There are a number of reasons why more and more studies are showing that environmental regulations bring economic dividends. This short paper and the two Policy Briefs that accompany it explore what we believe are the top three.
This report provides the rationale for local governments to consider green infrastructure strategies and introduces six market-based tools that are used across Canada and the United States to support such strategies. These tools include stormwater user fees and fee discounts; stormwater credit trading; grants, rebates and installation financing; development charges; development incentives; and habitat compensation banks. The report also describes a pioneering strategy to integrate the value to municipalities of existing green infrastructure, into formal local government asset management systems.
While it is now commonly accepted that economic activity and the state of our environment are linked, many economic measures still fail to incorporate the environment – both the things we draw from it and the pollution we release into it. By developing and calculating measures of productivity that include natural capital, Canada may be able to better understand these linkages. This, in turn, may lead to the identification of strategies that can help Canada become more efficient and innovative in the use and protection of natural capital, and thus more productive and more prosperous.

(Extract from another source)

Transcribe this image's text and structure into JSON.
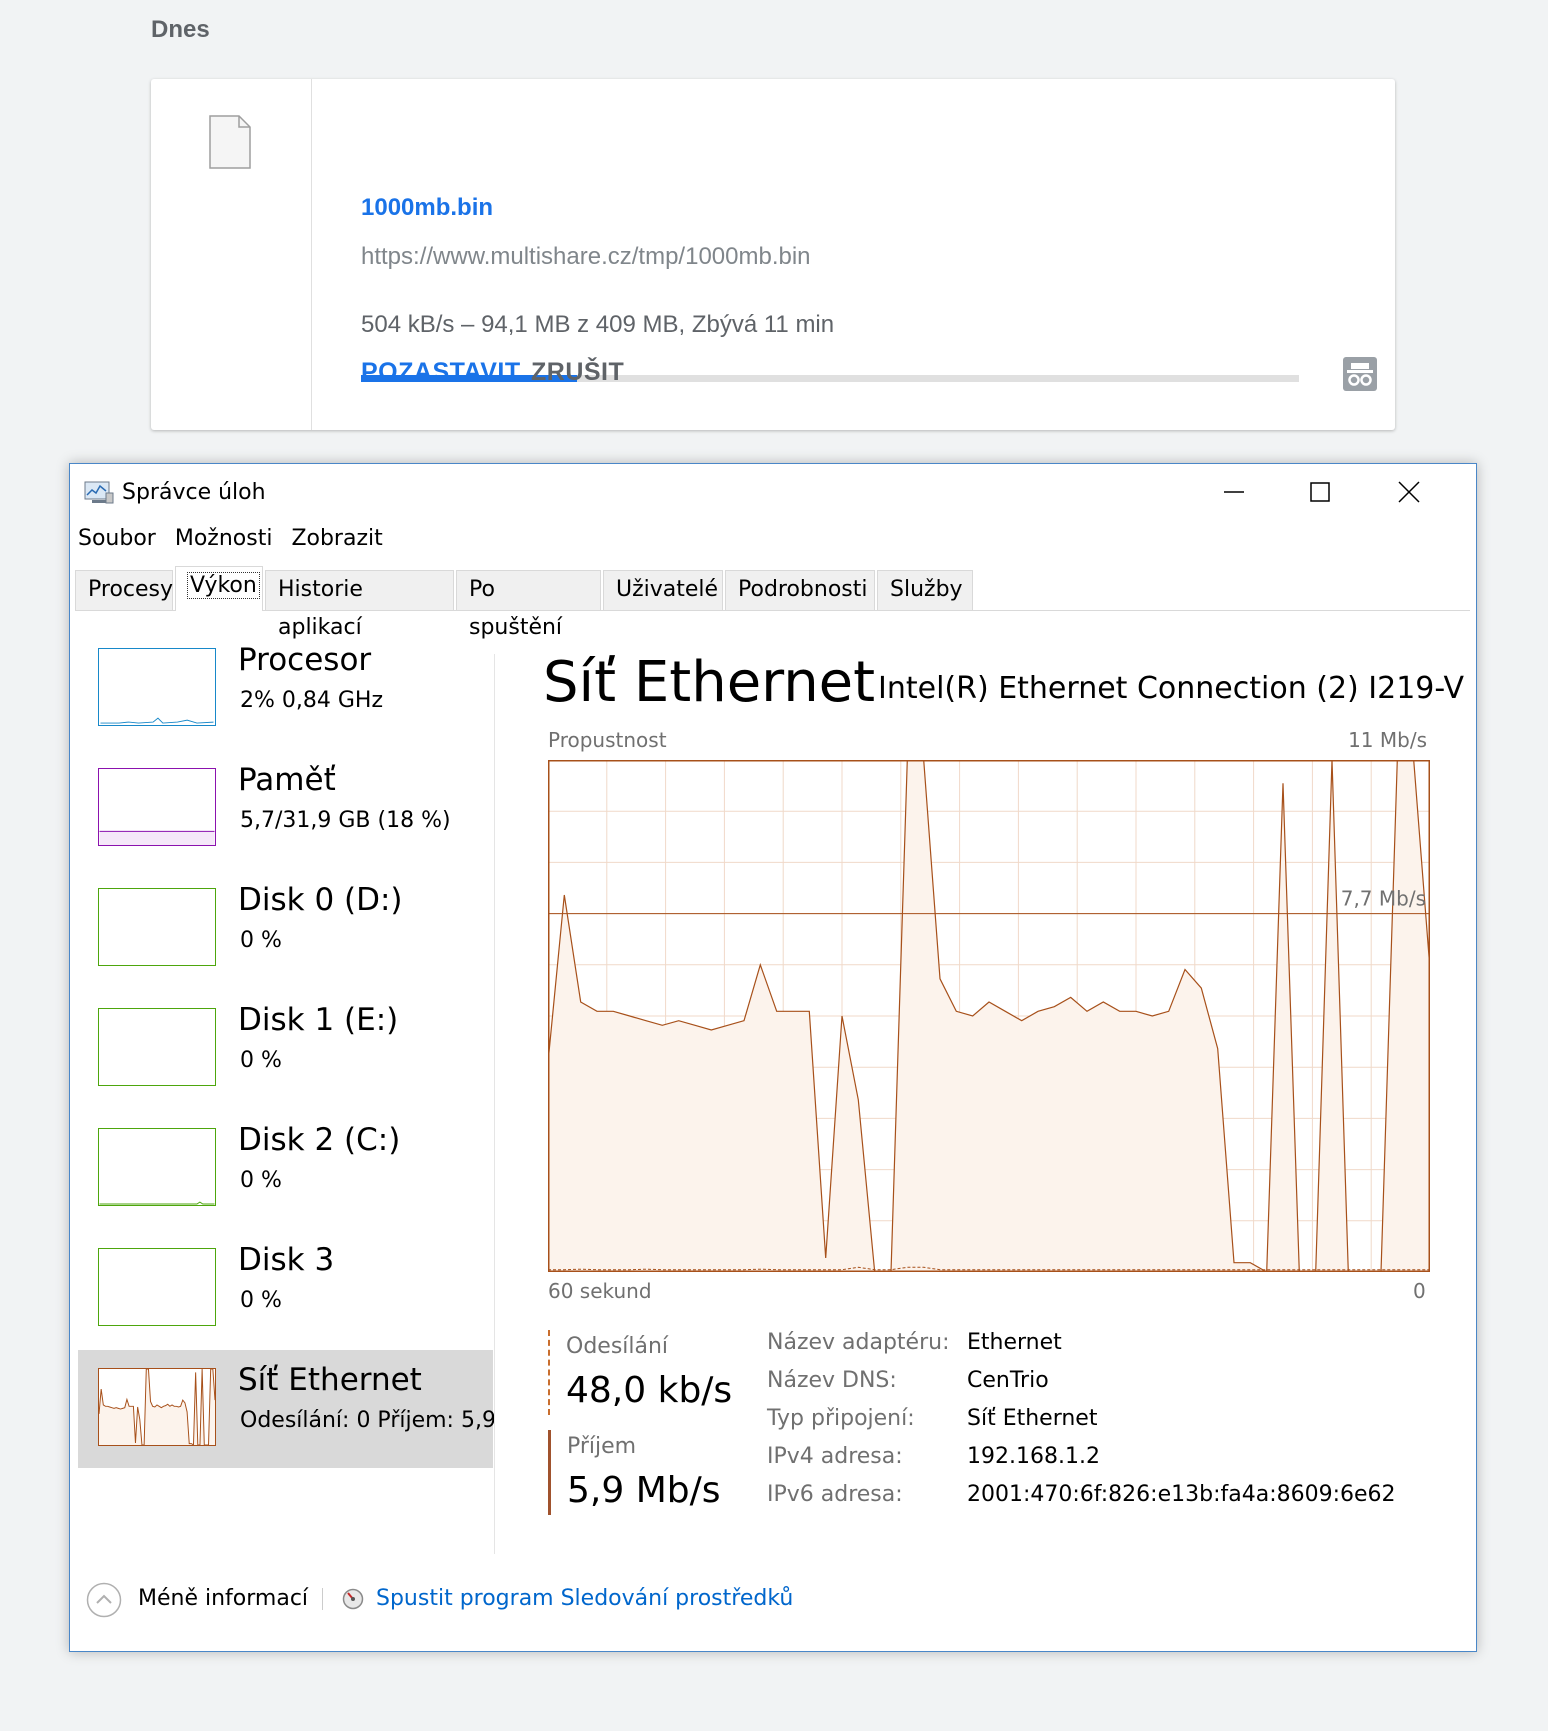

Using the forestry sector as a case study, this project aims to construct an environmentally adjusted measure of multifactor productivity. In doing so, we aim to add another layer of understanding to the environmental and economic performance of this sector. The proposed measure will have relevance to the Canadian economy as a whole.